Customer Service | Help | FAQ | Report a Data Error | About
Tip: To see papers related to the one you are viewing…

PEP-Web Tip of the Day

When there are articles or videos related to the one you are viewing, you will see a related papers icon next to the title, like this: RelatedPapers32Final3For example:


Click on it and you will see a bibliographic list of papers that are related (including the current one).  Related papers may be papers which are commentaries, responses to commentaries, erratum, and videos discussing the paper.  Since they are not part of the original source material, they are added by PEP editorial staff, and may not be marked as such in every possible case.


For the complete list of tips, see PEP-Web Tips on the PEP-Web support page.

Taylor, F.K. Rey, J.H. (1953). The Scapegoat Motif in Society and its Manifestations in a Therapeutic Group. Int. J. Psycho-Anal., 34:253-264.

(1953). International Journal of Psycho-Analysis, 34:253-264

The Scapegoat Motif in Society and its Manifestations in a Therapeutic Group

F. Kräupl Taylor, M.D., DPM and J. H. Rey, M.D.

The persecution and massacre of scapegoats has often assumed such epidemic proportions, in both ancient and modern history, that one is tempted to speak of a psycho-social disease with a potentially high mortality rate. Such a disease warrants attention even when it appears in an abortive and relatively harmless form.

In this paper we intend to consider briefly, in the first part, some aspects of the psychological and sociological implications of scapegoat phenomena. In the second part we shall describe the observation of such phenomena in a therapeutic group.


The Psychogenesis of the Need for Scapegoats

The name scapegoat derives from a religious ceremony which was designed to transfer the guilt of the Jewish people to an animal; in this case, a goat. Other religious cults have known similar practices. Often a human being was chosen as the recipient of the displaced guilt. Anthropologists, moreover, have described many superstitious customs in primitive people which had a similar purpose. The essence of all these procedures was the transfer of guilt by means of a magic rite.

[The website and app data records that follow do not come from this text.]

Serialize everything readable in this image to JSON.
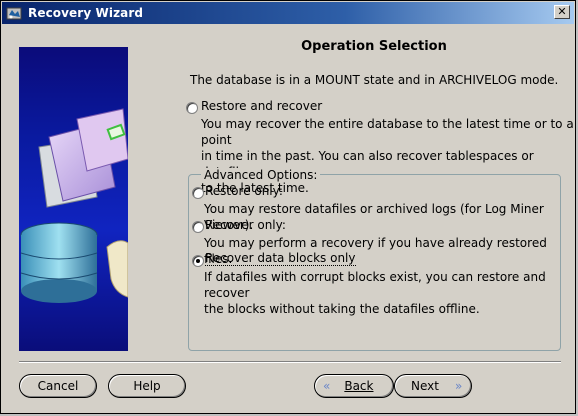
{
  "window": {
    "title": "Recovery Wizard",
    "close_glyph": "✕"
  },
  "heading": "Operation Selection",
  "intro": "The database is in a MOUNT state and in ARCHIVELOG mode.",
  "options": {
    "restore_recover": {
      "label": "Restore and recover",
      "desc_lines": [
        "You may recover the entire database to the latest time or to a point",
        "in time in the past. You can also recover tablespaces or datafiles",
        "to the latest time."
      ],
      "selected": false
    }
  },
  "advanced": {
    "title": "Advanced Options:",
    "restore_only": {
      "label": "Restore only:",
      "desc": "You may restore datafiles or archived logs (for Log Miner Viewer).",
      "selected": false
    },
    "recover_only": {
      "label": "Recover only:",
      "desc": "You may perform a recovery if you have already restored files.",
      "selected": false
    },
    "recover_blocks": {
      "label": "Recover data blocks only",
      "desc_lines": [
        "If datafiles with corrupt blocks exist, you can restore and recover",
        "the blocks without taking the datafiles offline."
      ],
      "selected": true
    }
  },
  "buttons": {
    "cancel": "Cancel",
    "help": "Help",
    "back": "Back",
    "next": "Next",
    "back_arrow": "«",
    "next_arrow": "»"
  },
  "colors": {
    "title_bar": "#08246b",
    "art_background": "#0a1aa0",
    "window_bg": "#d4d0c8"
  }
}
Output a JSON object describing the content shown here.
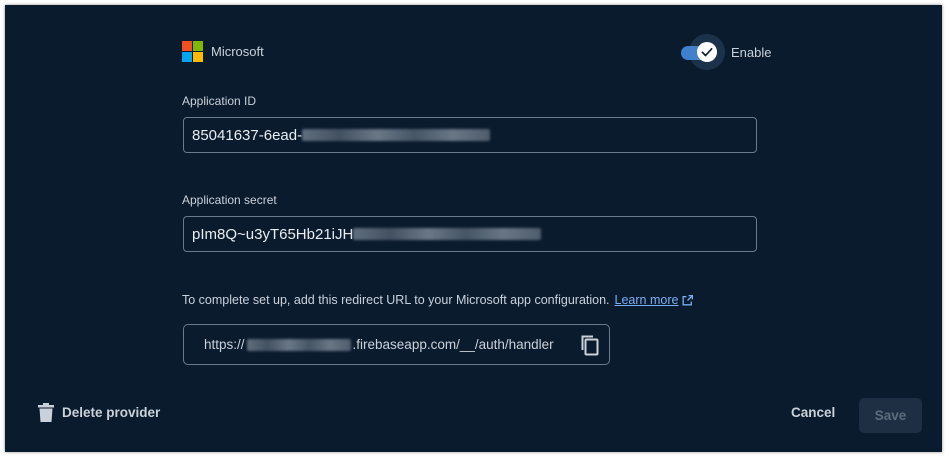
{
  "provider": {
    "name": "Microsoft",
    "logo_colors": [
      "#f25022",
      "#7fba00",
      "#00a4ef",
      "#ffb900"
    ],
    "logo_icon": "microsoft-logo-icon"
  },
  "enable_toggle": {
    "label": "Enable",
    "checked": true,
    "accent": "#3f7fd1"
  },
  "application_id": {
    "label": "Application ID",
    "visible_value": "85041637-6ead-"
  },
  "application_secret": {
    "label": "Application secret",
    "visible_value": "pIm8Q~u3yT65Hb21iJH"
  },
  "redirect": {
    "instructions": "To complete set up, add this redirect URL to your Microsoft app configuration.",
    "learn_more": "Learn more",
    "learn_more_icon": "open-in-new-icon",
    "url_prefix": "https://",
    "url_suffix": ".firebaseapp.com/__/auth/handler",
    "copy_icon": "copy-icon"
  },
  "footer": {
    "delete_label": "Delete provider",
    "delete_icon": "trash-icon",
    "cancel_label": "Cancel",
    "save_label": "Save"
  }
}
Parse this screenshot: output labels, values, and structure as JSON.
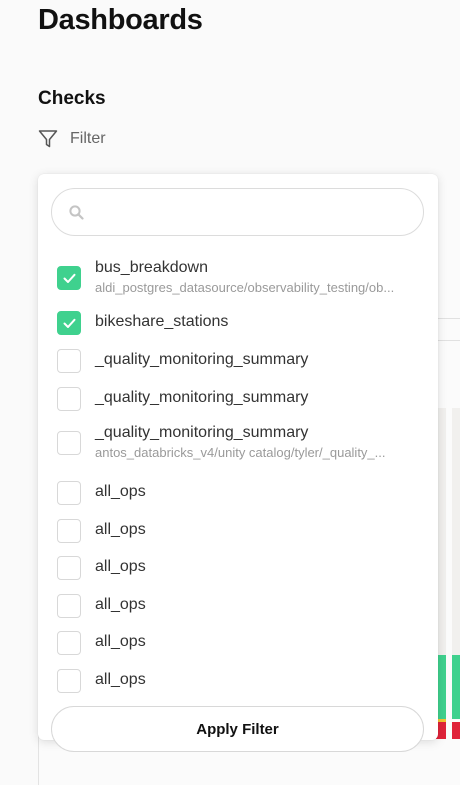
{
  "page": {
    "title": "Dashboards",
    "section_title": "Checks",
    "filter_label": "Filter"
  },
  "dropdown": {
    "search": {
      "value": "",
      "placeholder": ""
    },
    "options": [
      {
        "name": "bus_breakdown",
        "path": "aldi_postgres_datasource/observability_testing/ob...",
        "checked": true
      },
      {
        "name": "bikeshare_stations",
        "path": "",
        "checked": true
      },
      {
        "name": "_quality_monitoring_summary",
        "path": "",
        "checked": false
      },
      {
        "name": "_quality_monitoring_summary",
        "path": "",
        "checked": false
      },
      {
        "name": "_quality_monitoring_summary",
        "path": "antos_databricks_v4/unity catalog/tyler/_quality_...",
        "checked": false
      },
      {
        "name": "all_ops",
        "path": "",
        "checked": false
      },
      {
        "name": "all_ops",
        "path": "",
        "checked": false
      },
      {
        "name": "all_ops",
        "path": "",
        "checked": false
      },
      {
        "name": "all_ops",
        "path": "",
        "checked": false
      },
      {
        "name": "all_ops",
        "path": "",
        "checked": false
      },
      {
        "name": "all_ops",
        "path": "",
        "checked": false
      }
    ],
    "apply_label": "Apply Filter"
  },
  "colors": {
    "accent_green": "#3fd18e",
    "status_red": "#e0233a",
    "status_yellow": "#f4c430"
  },
  "icons": {
    "filter": "filter-funnel-icon",
    "search": "search-icon",
    "check": "checkmark-icon"
  }
}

Such procedures have always been closely associated with aggressive and extrapunitive attitudes. In some ancient scapegoat ceremonies which ended in the sacrificial death of the chosen victim, this aggressiveness was unmistakably manifested. It is possible that the notoriety of these homicidal ceremonies has tended to distort the original meaning of the term scapegoat. At least, the term is to-day often loosely applied to denote no more than a whipping-boy on whom angry feelings can be vented when the person who is the legitimate target of anger cannot be openly attacked.

[This is a summary or excerpt from the full text of the book or article. The full text of the document is available to subscribers.]

Copyright © 2018, Psychoanalytic Electronic Publishing, ISSN 2472-6982 Customer Service | Help | FAQ | Download PEP Bibliography | Report a Data Error | About

WARNING! This text is printed for personal use. It is copyright to the journal in which it originally appeared. It is illegal to redistribute it in any form.